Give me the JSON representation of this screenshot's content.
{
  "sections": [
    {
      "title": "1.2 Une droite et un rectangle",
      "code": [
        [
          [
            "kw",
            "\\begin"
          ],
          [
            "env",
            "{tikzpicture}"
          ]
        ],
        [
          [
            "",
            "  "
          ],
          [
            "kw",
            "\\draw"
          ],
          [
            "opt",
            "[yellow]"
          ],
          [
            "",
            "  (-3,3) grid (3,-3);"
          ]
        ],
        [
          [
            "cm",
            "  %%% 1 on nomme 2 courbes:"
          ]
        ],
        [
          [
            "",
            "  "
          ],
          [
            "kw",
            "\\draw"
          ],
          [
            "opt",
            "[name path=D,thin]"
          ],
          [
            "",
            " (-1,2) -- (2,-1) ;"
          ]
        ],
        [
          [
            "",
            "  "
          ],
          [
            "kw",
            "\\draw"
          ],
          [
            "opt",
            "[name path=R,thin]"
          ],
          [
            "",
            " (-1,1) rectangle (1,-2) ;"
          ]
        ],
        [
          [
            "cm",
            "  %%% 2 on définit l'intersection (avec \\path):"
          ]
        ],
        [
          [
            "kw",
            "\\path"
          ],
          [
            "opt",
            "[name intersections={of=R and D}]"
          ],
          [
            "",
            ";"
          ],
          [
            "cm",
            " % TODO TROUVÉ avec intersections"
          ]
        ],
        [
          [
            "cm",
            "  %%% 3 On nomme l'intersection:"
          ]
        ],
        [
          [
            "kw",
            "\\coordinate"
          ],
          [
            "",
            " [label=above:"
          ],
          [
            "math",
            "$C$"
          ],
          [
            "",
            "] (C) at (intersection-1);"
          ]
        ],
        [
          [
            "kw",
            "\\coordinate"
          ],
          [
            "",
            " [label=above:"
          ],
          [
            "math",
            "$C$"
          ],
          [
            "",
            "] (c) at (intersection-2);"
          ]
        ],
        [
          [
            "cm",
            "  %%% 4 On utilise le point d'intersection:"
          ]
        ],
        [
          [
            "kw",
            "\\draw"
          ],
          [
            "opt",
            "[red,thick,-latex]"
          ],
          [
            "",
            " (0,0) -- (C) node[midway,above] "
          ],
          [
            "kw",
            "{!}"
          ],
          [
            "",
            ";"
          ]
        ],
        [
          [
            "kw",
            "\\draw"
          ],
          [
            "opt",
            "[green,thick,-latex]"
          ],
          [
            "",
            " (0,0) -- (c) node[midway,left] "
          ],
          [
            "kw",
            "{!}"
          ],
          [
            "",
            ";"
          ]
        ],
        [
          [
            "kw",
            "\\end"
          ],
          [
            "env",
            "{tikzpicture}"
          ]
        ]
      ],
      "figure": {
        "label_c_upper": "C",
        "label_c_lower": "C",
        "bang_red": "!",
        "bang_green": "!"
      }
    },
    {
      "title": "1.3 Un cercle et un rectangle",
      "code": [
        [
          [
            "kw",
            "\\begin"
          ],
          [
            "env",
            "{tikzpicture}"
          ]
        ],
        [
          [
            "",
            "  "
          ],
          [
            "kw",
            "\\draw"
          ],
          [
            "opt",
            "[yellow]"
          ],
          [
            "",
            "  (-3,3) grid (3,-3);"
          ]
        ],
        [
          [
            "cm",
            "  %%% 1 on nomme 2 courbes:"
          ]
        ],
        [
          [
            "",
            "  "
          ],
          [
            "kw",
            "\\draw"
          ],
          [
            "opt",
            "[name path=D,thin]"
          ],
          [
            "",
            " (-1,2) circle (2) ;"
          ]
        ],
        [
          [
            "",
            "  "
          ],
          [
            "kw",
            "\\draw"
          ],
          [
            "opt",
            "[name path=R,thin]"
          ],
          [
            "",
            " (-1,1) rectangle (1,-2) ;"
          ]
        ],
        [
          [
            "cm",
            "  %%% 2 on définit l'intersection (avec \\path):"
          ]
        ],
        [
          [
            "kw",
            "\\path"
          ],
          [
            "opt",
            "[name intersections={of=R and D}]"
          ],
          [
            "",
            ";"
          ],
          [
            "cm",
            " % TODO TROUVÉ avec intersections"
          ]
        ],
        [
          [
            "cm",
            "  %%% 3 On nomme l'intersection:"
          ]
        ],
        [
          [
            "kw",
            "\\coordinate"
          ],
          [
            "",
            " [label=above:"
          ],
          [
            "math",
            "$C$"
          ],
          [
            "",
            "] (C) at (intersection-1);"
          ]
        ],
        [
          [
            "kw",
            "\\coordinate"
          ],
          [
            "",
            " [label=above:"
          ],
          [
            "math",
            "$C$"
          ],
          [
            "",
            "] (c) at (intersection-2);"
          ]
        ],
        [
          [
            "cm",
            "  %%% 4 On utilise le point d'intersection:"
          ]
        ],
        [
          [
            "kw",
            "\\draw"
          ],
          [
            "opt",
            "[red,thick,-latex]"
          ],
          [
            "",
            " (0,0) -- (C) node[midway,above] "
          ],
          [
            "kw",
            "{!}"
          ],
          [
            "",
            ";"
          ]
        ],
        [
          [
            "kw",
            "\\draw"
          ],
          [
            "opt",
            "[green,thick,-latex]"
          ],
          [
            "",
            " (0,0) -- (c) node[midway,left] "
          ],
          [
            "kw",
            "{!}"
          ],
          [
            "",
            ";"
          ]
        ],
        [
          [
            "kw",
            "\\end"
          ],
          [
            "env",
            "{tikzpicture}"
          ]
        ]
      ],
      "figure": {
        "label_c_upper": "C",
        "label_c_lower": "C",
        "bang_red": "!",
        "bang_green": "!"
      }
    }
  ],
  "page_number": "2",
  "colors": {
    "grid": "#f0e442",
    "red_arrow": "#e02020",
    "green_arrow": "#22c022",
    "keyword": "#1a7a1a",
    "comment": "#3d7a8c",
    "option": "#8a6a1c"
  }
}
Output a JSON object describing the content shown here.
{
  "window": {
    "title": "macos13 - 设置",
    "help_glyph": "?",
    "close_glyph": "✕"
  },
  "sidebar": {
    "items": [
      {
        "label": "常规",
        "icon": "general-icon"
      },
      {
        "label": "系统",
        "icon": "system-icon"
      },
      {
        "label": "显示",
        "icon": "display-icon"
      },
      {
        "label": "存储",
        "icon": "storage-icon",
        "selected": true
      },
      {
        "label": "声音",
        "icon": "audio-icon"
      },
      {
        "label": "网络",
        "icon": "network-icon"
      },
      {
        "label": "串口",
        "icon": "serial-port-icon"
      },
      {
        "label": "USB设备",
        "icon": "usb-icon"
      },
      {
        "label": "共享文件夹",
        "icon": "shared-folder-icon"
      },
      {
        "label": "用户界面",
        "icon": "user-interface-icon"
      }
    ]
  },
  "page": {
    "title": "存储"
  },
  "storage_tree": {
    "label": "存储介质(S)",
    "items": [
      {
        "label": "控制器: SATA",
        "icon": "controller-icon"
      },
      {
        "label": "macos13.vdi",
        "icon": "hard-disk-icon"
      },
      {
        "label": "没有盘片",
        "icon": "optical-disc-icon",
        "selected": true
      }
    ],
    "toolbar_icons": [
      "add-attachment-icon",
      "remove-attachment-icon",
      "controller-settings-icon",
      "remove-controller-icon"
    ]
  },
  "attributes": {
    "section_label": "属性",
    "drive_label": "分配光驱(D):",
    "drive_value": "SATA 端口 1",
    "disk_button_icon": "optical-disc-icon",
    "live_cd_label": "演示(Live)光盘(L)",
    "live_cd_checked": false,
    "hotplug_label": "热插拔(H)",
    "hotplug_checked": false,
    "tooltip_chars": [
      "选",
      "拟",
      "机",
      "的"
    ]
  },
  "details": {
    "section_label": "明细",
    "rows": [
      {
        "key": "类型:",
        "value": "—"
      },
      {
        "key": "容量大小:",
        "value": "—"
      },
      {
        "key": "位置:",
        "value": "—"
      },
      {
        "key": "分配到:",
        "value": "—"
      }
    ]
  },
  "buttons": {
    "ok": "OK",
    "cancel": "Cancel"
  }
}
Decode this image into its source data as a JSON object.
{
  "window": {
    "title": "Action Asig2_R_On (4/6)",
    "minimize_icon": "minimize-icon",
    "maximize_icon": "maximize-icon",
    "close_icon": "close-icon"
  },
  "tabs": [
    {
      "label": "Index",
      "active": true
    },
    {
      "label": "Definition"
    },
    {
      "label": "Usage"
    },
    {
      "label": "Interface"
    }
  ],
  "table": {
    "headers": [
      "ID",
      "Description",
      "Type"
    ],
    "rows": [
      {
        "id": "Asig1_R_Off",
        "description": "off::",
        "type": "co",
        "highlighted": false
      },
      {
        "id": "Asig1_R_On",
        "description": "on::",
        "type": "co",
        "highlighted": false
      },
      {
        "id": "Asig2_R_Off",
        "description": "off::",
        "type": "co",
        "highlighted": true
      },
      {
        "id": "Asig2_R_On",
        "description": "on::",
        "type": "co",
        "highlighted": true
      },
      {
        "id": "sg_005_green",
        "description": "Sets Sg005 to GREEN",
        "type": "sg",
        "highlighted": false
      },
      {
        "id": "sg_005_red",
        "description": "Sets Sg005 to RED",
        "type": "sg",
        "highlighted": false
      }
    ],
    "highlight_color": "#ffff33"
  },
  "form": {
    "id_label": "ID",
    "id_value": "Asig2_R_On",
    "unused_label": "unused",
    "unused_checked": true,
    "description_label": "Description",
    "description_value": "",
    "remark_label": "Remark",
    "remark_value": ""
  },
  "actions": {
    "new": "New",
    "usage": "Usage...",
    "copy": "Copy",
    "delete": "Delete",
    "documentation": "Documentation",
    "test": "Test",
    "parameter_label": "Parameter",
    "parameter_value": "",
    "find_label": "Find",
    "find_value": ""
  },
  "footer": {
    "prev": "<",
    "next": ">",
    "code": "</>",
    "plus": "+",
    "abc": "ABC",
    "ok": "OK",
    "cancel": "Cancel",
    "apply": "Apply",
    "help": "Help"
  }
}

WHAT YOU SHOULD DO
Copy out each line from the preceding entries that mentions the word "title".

FINISHED TASK
      "title": "1.2 Une droite et un rectangle",
      "title": "1.3 Un cercle et un rectangle",
    "title": "macos13 - 设置",
    "title": "存储"
    "title": "Action Asig2_R_On (4/6)",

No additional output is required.